Lots new is on deck for FirstGov

Lots new is on deck for FirstGov

By Thomas R. Temin

GCN Staff


MAY 18'How does disaster.gov strike you as a special button on the government's portal at www.firstgov.gov?

The notion drew hearty laughter this morning from the audience at a breakfast meeting of the Bethesda, Md., chapter of the Armed Forces Communication and Electronics Association.

In suggesting the idea, Beverly Godwin, FirstGov's director of content and new product development, was making a serious point. At least 20 cross-agency communities'such as disaster response, volunteering, science and research, and permits—lack subsites on FirstGov. Godwin said the FirstGov team has reserved uniform resource locators for such communities while seeking agency leaders to step up to the job of creating what she called 'the missing portals.'

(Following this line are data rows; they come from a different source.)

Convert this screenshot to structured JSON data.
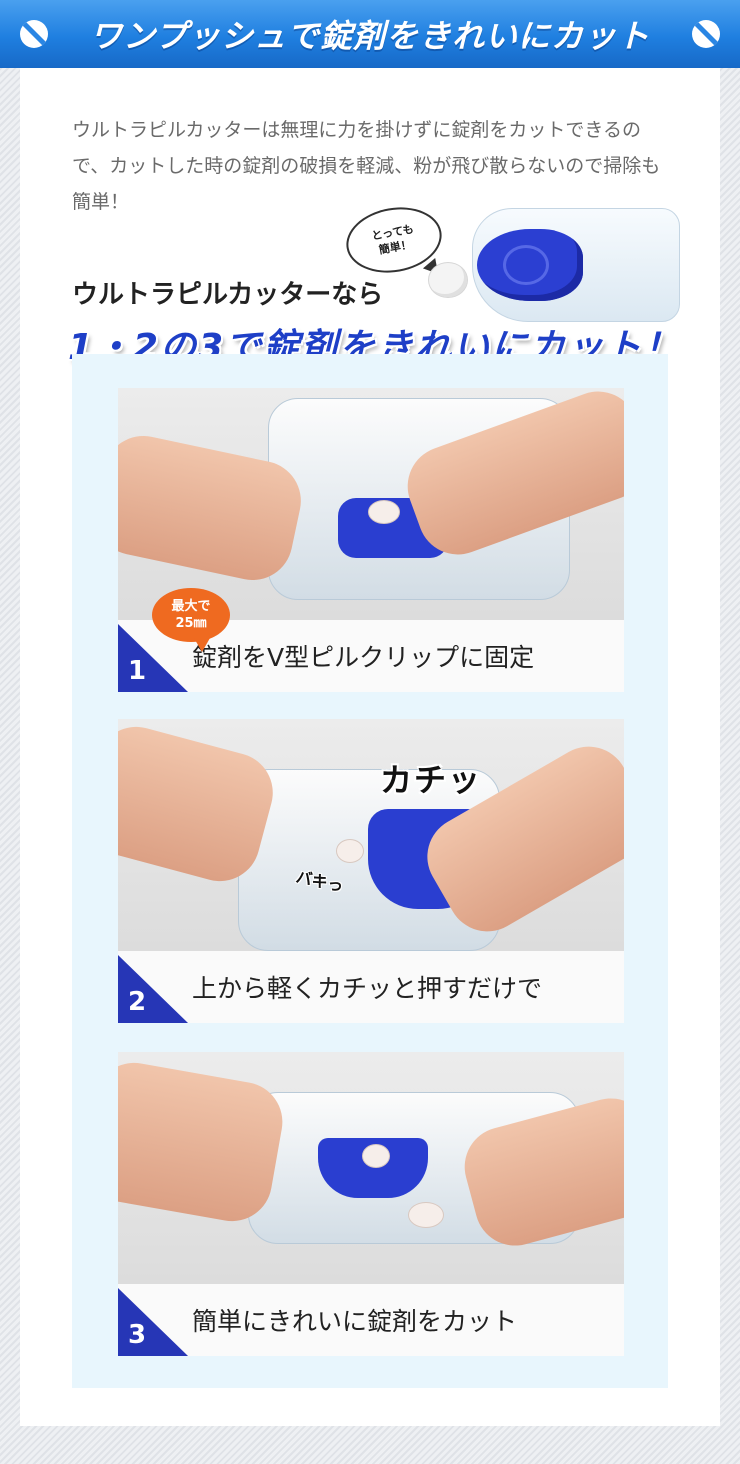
{
  "banner": {
    "title": "ワンプッシュで錠剤をきれいにカット"
  },
  "intro": "ウルトラピルカッターは無理に力を掛けずに錠剤をカットできるので、カットした時の錠剤の破損を軽減、粉が飛び散らないので掃除も簡単！",
  "bubble": {
    "line1": "とっても",
    "line2": "簡単！"
  },
  "subheading": "ウルトラピルカッターなら",
  "main_heading": "1・2の3で錠剤をきれいにカット！",
  "badge": {
    "line1": "最大で",
    "line2": "25㎜"
  },
  "sfx": {
    "click": "カチッ",
    "snap": "バキっ"
  },
  "steps": [
    {
      "number": "1",
      "caption": "錠剤をV型ピルクリップに固定"
    },
    {
      "number": "2",
      "caption": "上から軽くカチッと押すだけで"
    },
    {
      "number": "3",
      "caption": "簡単にきれいに錠剤をカット"
    }
  ],
  "colors": {
    "banner_blue": "#1f7fe0",
    "heading_blue": "#1e3fc7",
    "step_number_blue": "#2636b6",
    "badge_orange": "#ef6a20",
    "steps_box_bg": "#e8f6fd"
  }
}
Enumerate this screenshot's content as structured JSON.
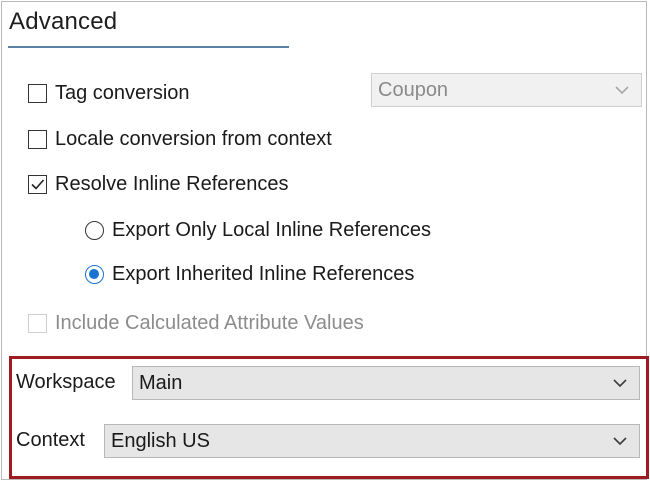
{
  "section": {
    "title": "Advanced"
  },
  "options": {
    "tag_conversion": {
      "label": "Tag conversion",
      "checked": false
    },
    "tag_conversion_select": {
      "value": "Coupon",
      "enabled": false
    },
    "locale_conversion": {
      "label": "Locale conversion from context",
      "checked": false
    },
    "resolve_inline": {
      "label": "Resolve Inline References",
      "checked": true
    },
    "export_local": {
      "label": "Export Only Local Inline References",
      "selected": false
    },
    "export_inherited": {
      "label": "Export Inherited Inline References",
      "selected": true
    },
    "include_calculated": {
      "label": "Include Calculated Attribute Values",
      "checked": false,
      "enabled": false
    }
  },
  "workspace": {
    "label": "Workspace",
    "value": "Main"
  },
  "context": {
    "label": "Context",
    "value": "English US"
  },
  "colors": {
    "accent_radio": "#1874d0",
    "highlight_border": "#9e1c1f",
    "title_rule": "#5b7fa6",
    "combo_bg": "#e6e6e6"
  },
  "icons": {
    "check": "checkmark-icon",
    "dropdown": "chevron-down-icon"
  }
}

For example, the Interior Department is spearheading development of volunteers.gov because many people like to volunteer at national parks and other land-related activities operated by Interior agencies, Godwin said. Similarly, there is interest from the Federal Emergency Management Agency in developing a disasters.gov site where various agencies involved in response could collaborate.

Meanwhile, Godwin said, her office will roll out several upgrades to the FirstGov site, including:

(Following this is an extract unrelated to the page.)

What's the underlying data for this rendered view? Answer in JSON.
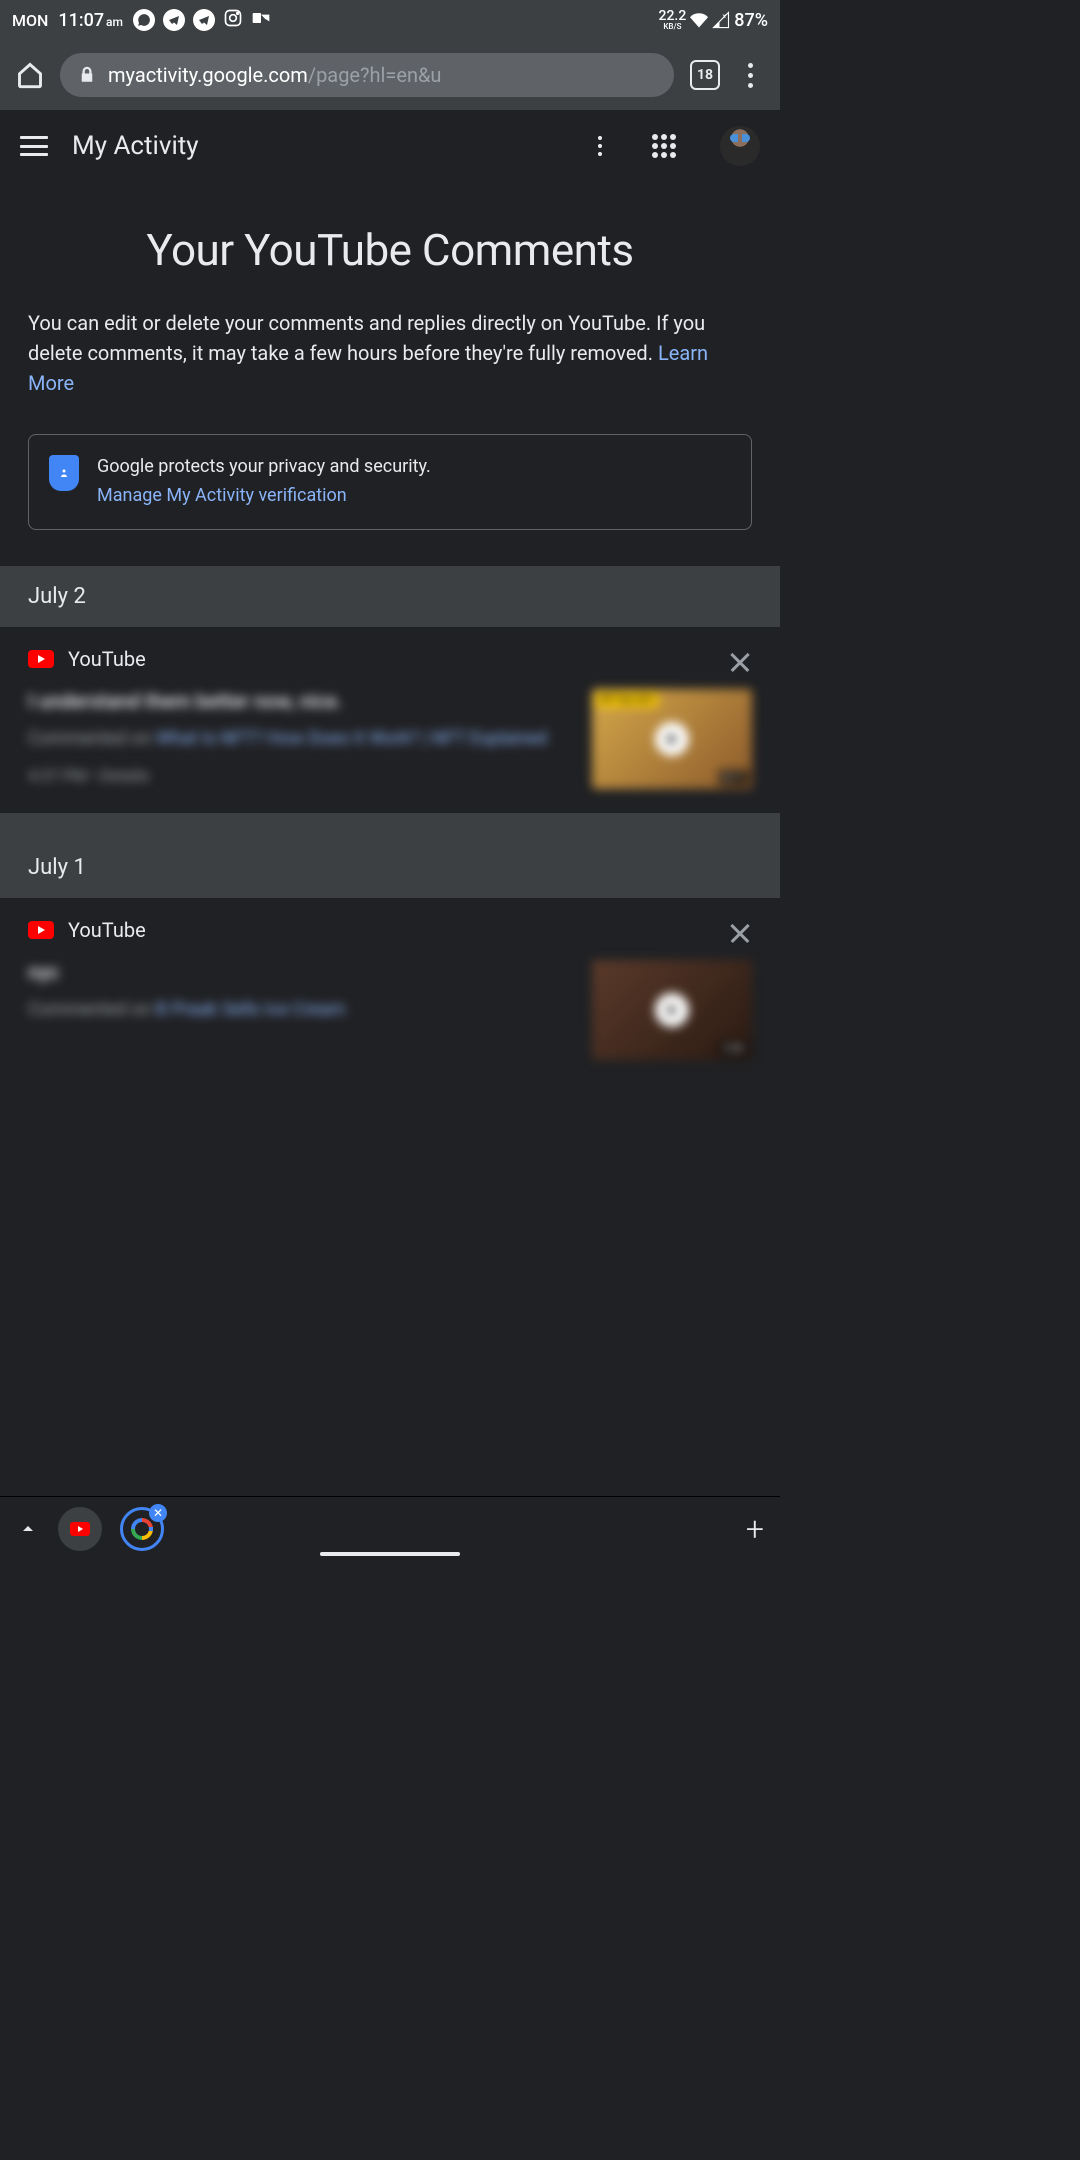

  • Easier navigation to state portals

  • Addition of 20 million pages of state information to the federal pages covered by the FirstGov search engine

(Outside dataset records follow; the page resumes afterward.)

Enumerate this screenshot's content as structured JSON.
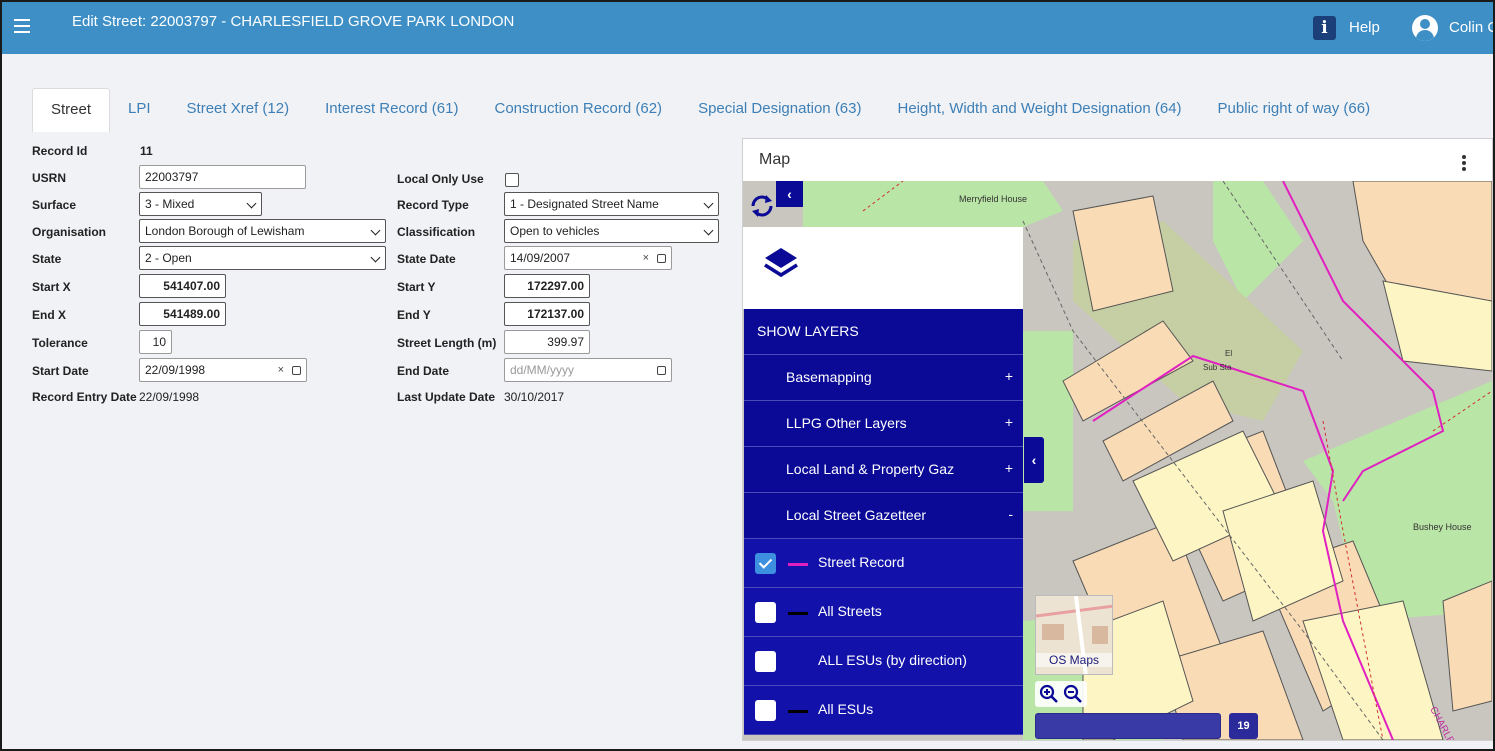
{
  "header": {
    "title": "Edit Street: 22003797 - CHARLESFIELD GROVE PARK LONDON",
    "help_label": "Help",
    "user_name": "Colin C"
  },
  "tabs": [
    {
      "label": "Street",
      "active": true
    },
    {
      "label": "LPI"
    },
    {
      "label": "Street Xref (12)"
    },
    {
      "label": "Interest Record (61)"
    },
    {
      "label": "Construction Record (62)"
    },
    {
      "label": "Special Designation (63)"
    },
    {
      "label": "Height, Width and Weight Designation (64)"
    },
    {
      "label": "Public right of way (66)"
    }
  ],
  "form": {
    "record_id": {
      "label": "Record Id",
      "value": "11"
    },
    "usrn": {
      "label": "USRN",
      "value": "22003797"
    },
    "surface": {
      "label": "Surface",
      "value": "3 - Mixed"
    },
    "organisation": {
      "label": "Organisation",
      "value": "London Borough of Lewisham"
    },
    "state": {
      "label": "State",
      "value": "2 - Open"
    },
    "start_x": {
      "label": "Start X",
      "value": "541407.00"
    },
    "end_x": {
      "label": "End X",
      "value": "541489.00"
    },
    "tolerance": {
      "label": "Tolerance",
      "value": "10"
    },
    "start_date": {
      "label": "Start Date",
      "value": "22/09/1998"
    },
    "record_entry_date": {
      "label": "Record Entry Date",
      "value": "22/09/1998"
    },
    "local_only_use": {
      "label": "Local Only Use",
      "checked": false
    },
    "record_type": {
      "label": "Record Type",
      "value": "1 - Designated Street Name"
    },
    "classification": {
      "label": "Classification",
      "value": "Open to vehicles"
    },
    "state_date": {
      "label": "State Date",
      "value": "14/09/2007"
    },
    "start_y": {
      "label": "Start Y",
      "value": "172297.00"
    },
    "end_y": {
      "label": "End Y",
      "value": "172137.00"
    },
    "street_length": {
      "label": "Street Length (m)",
      "value": "399.97"
    },
    "end_date": {
      "label": "End Date",
      "placeholder": "dd/MM/yyyy"
    },
    "last_update_date": {
      "label": "Last Update Date",
      "value": "30/10/2017"
    },
    "clear_glyph": "×"
  },
  "map": {
    "title": "Map",
    "collapse_glyph": "‹",
    "layers": {
      "show_layers": "SHOW LAYERS",
      "groups": [
        {
          "label": "Basemapping",
          "sign": "+"
        },
        {
          "label": "LLPG Other Layers",
          "sign": "+"
        },
        {
          "label": "Local Land & Property Gaz",
          "sign": "+"
        },
        {
          "label": "Local Street Gazetteer",
          "sign": "-"
        }
      ],
      "items": [
        {
          "label": "Street Record",
          "checked": true,
          "color": "#e020c0"
        },
        {
          "label": "All Streets",
          "checked": false,
          "color": "#000000"
        },
        {
          "label": "ALL ESUs (by direction)",
          "checked": false,
          "color": ""
        },
        {
          "label": "All ESUs",
          "checked": false,
          "color": "#000000"
        }
      ]
    },
    "basemap_label": "OS Maps",
    "zoom_level": "19",
    "map_labels": {
      "merryfield": "Merryfield House",
      "bushey": "Bushey House",
      "sub_sta": "Sub Sta",
      "el": "El",
      "street": "CHARLESFIE"
    },
    "colors": {
      "road": "#c9c6c0",
      "green": "#b9e5a6",
      "building": "#f9dcb5",
      "yellow": "#fdf6c4",
      "street_record": "#e020c0",
      "panel": "#0a0a96"
    }
  }
}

  • A new section focusing on governmental transactions.


Plus, Godwin said, FirstGov will get a facelift.

Featured

  • Records management: Look beyond the NARA mandates

    Pandemic tests electronic records management

    Between the rush enable more virtual collaboration, stalled digitization of archived records and managing records that reside in datasets, records management executives are sorting through new challenges.

  • boy learning at home (Travelpixs/Shutterstock.com)

    Tucson’s community wireless bridges the digital divide

    The city built cell sites at government-owned facilities such as fire departments and libraries that were already connected to Tucson’s existing fiber backbone.

Stay Connected